> [Brief] Report all lines of the records that contain "Contact".

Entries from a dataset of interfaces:
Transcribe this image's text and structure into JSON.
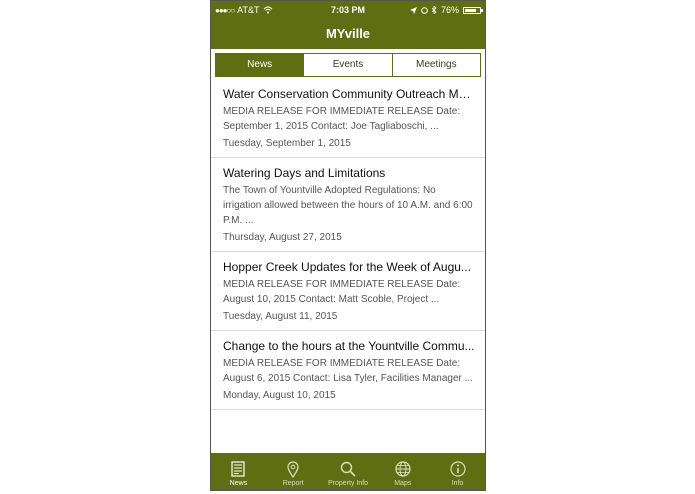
{
  "status_bar": {
    "carrier": "AT&T",
    "time": "7:03 PM",
    "battery": "76%",
    "battery_level": 0.76
  },
  "app": {
    "title": "MYville"
  },
  "segments": [
    {
      "label": "News",
      "active": true
    },
    {
      "label": "Events",
      "active": false
    },
    {
      "label": "Meetings",
      "active": false
    }
  ],
  "news": [
    {
      "title": "Water Conservation Community Outreach Me...",
      "summary": "MEDIA RELEASE FOR IMMEDIATE RELEASE Date: September 1, 2015 Contact: Joe Tagliaboschi, ...",
      "date": "Tuesday, September 1, 2015"
    },
    {
      "title": "Watering Days and Limitations",
      "summary": "The Town of Yountville Adopted Regulations: No irrigation allowed between the hours of 10 A.M. and 6:00 P.M. ...",
      "date": "Thursday, August 27, 2015"
    },
    {
      "title": "Hopper Creek Updates for the Week of Augu...",
      "summary": "MEDIA RELEASE FOR IMMEDIATE RELEASE Date: August 10, 2015 Contact: Matt Scoble, Project ...",
      "date": "Tuesday, August 11, 2015"
    },
    {
      "title": "Change to the hours at the Yountville Commu...",
      "summary": "MEDIA RELEASE FOR IMMEDIATE RELEASE Date: August 6, 2015 Contact: Lisa Tyler, Facilities Manager ...",
      "date": "Monday, August 10, 2015"
    }
  ],
  "tab_bar": [
    {
      "label": "News",
      "icon": "news-icon",
      "active": true
    },
    {
      "label": "Report",
      "icon": "map-pin-icon",
      "active": false
    },
    {
      "label": "Property Info",
      "icon": "search-icon",
      "active": false
    },
    {
      "label": "Maps",
      "icon": "globe-icon",
      "active": false
    },
    {
      "label": "Info",
      "icon": "info-icon",
      "active": false
    }
  ],
  "colors": {
    "brand": "#5f6e12",
    "tab_inactive": "#d9dfb8"
  }
}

> [Task result]
      "summary": "MEDIA RELEASE FOR IMMEDIATE RELEASE Date: September 1, 2015 Contact: Joe Tagliaboschi, ...",
      "summary": "MEDIA RELEASE FOR IMMEDIATE RELEASE Date: August 10, 2015 Contact: Matt Scoble, Project ...",
      "summary": "MEDIA RELEASE FOR IMMEDIATE RELEASE Date: August 6, 2015 Contact: Lisa Tyler, Facilities Manager ...",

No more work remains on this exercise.